The credit, which mainly supports wind power, provides a smaller incentive for landfill gas and electricity from waste. It expired about eight months ago and could be extended in a concurrent resolution to fund the federal government after the elections in November, but trade lobbyists aren’t holding their breath.
“It’s created business uncertainty for developers of these sites because they had been planned based on a certain tax structure,” said David Biderman, vice president of government affairs for the National Waste and Recycling Association.
Without that certainty, it’s harder to get upfront financing, Biderman said.
Michaels says waste-to-energy plants by and large have not been able to use the PTC at all because of the way it is structured.
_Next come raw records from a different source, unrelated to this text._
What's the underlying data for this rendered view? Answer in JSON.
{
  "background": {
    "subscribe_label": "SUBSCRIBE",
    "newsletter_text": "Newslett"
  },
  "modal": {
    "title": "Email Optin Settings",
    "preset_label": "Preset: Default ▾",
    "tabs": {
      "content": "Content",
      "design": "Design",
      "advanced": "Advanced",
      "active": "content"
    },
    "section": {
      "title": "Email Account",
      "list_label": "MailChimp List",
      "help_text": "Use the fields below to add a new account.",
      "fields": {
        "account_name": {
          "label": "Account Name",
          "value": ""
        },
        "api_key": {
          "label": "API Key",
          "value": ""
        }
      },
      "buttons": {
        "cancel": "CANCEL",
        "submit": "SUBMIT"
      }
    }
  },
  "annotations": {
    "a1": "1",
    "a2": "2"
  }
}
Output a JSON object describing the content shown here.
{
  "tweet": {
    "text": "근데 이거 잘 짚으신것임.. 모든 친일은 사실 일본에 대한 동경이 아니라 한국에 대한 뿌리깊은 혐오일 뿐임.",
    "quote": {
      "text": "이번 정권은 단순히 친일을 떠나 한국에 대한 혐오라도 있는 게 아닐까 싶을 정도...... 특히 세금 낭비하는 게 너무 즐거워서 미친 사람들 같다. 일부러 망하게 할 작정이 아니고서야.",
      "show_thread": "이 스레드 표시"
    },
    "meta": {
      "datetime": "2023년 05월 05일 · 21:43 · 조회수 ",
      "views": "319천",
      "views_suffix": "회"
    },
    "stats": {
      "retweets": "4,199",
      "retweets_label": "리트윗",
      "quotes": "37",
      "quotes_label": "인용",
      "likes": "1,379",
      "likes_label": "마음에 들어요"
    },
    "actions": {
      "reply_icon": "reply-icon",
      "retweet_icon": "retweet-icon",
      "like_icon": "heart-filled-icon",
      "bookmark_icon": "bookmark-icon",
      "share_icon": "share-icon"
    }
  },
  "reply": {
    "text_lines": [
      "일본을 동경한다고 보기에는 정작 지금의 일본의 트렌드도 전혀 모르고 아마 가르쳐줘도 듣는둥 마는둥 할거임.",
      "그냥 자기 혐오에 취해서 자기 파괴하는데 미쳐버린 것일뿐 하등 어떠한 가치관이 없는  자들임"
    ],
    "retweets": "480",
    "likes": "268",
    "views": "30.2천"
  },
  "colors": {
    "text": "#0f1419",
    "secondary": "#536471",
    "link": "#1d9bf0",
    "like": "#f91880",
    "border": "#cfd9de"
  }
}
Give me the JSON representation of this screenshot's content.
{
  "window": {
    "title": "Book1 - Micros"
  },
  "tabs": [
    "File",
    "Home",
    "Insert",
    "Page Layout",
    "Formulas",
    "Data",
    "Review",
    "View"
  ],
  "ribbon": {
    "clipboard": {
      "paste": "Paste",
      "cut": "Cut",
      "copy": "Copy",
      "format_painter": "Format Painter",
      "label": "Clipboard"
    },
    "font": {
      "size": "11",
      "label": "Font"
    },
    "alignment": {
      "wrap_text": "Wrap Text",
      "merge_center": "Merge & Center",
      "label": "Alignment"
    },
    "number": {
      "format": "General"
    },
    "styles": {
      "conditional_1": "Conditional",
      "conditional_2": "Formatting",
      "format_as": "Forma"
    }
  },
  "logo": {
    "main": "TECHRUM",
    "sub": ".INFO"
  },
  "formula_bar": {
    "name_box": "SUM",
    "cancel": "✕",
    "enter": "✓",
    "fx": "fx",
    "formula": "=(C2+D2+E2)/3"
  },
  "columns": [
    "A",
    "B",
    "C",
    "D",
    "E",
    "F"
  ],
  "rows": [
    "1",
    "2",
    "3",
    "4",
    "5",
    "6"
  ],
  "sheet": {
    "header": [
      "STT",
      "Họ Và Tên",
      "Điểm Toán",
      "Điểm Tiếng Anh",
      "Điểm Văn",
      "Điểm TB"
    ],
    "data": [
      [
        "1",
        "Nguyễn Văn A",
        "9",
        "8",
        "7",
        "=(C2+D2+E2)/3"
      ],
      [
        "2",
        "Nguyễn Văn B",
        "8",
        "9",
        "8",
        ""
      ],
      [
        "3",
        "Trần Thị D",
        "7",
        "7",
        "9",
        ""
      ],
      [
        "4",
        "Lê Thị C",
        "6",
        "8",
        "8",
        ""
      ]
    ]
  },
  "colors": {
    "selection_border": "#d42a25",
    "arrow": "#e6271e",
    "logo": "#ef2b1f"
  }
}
It takes five to eight years to bring a plant online, and for years the PTC only doled out credits once a plant was operating.
While the industry awaits those policy changes, it’s also watching as the EPA considers revising emissions standards for landfills, which fall under the New Source Performance Standards (NSPS).
The National Waste and Recycling Association is asking the EPA to get rid of temperature and other requirements for the methane wellheads, arguing they offer no environmental benefits and increase costs.
There’s also a possibility that smaller, municipally-run landfills that are not currently required to collect methane will have to in the future, said Patrick Riley, an environmental program specialist with the Oklahoma Department of Environmental Quality.
Oklahoma’s DEQ is arguing that would be a big burden for those sites that don’t have access to capital or financing to fund methane capture systems that can cost $500,000 or $750,000, depending on the size of a landfill.
Bigger landfills can attract third-party investors but smaller, rural ones can’t generate as much electricity so they don’t look as attractive to those investors, Riley said.
“The amount of effort to collect the smaller amount of gas may not be warranted,” Riley says. “We have facilities now that are collecting and flaring only because there is no other option.”
If the EPA required more landfills to collect methane, they’ll likely want to find a use for the gas to recoup some of the costs. But the methane power plants are also expensive and it’s hard to tell if they’re worth the price when it’s unclear how much electricity will cost over the next decade.
“The cost would have to come down in some of the areas to make it cheaper to even build a project before it would really start to take off or even if it was going to pick up these remaining 885 megawatts,” Tornow said.
Emily Holden previously worked at Morning Consult as a reporter covering energy and climate change.